of cooperative responses.  This may be, in part, because
algorithmic approaches to finding the MFSs and the MSSs to a
failing query are not obvious.  The search space of subqueries is
large.  Despite work on MFSs in the past, the algorithmic
complexity of these identification problems had remained

This paper shows the complexity profile of MFS and MSS
identification.  It is shown that there exists a simple algorithm
for finding a MFS or a MSS by asking N subsequent queries, in
which N is the length of the query.  To find more MFSs (or MSSs)
can be hard.  It is shown that to find on the order of N MFSs (or
MSSs) is NP-hard.  To find K MFSs (or MSSs), for a fixed K,
remains polynomial.
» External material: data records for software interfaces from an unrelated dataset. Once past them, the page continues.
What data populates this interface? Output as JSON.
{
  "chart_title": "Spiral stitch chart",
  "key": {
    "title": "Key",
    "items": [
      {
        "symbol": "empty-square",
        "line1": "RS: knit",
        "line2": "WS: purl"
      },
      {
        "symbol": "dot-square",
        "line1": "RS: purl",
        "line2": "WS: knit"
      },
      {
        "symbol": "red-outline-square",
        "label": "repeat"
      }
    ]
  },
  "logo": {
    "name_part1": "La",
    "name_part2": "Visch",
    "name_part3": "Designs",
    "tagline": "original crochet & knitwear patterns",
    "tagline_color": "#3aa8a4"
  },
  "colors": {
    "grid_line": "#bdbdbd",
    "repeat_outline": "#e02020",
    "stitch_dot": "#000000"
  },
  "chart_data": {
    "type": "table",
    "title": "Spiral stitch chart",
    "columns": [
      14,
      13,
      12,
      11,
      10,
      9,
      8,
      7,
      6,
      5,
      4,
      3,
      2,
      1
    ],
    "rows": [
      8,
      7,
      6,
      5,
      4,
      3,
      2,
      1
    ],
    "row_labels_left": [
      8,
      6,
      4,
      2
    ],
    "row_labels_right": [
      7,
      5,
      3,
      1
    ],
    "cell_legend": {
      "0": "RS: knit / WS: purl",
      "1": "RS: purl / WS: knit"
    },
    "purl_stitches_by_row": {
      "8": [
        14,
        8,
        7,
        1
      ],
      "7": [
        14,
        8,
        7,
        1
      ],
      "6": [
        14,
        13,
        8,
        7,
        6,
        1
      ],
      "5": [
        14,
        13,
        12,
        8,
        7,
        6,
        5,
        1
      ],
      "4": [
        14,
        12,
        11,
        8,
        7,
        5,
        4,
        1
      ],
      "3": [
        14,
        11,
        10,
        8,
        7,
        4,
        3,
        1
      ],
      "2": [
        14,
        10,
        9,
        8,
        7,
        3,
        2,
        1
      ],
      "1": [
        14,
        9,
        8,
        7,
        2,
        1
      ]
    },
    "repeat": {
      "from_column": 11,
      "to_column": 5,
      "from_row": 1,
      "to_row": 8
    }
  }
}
An optimal algorithm for enumerating MFSs and MSSs, ISHMAEL, is
developed and presented.  The algorithm has ideal performance in
enumeration, finding the first answers quickly, and decaying
toward intractability in a predictable manner as more answers are

The complexity results and the algorithmic approaches given in
this paper should allow for the construction of MFS and MSS
facilities for database systems.  These results are relevant to a
number of problems outside of databases too, and may find further

(Also cross-referenced as UMIACS-TR-94-108)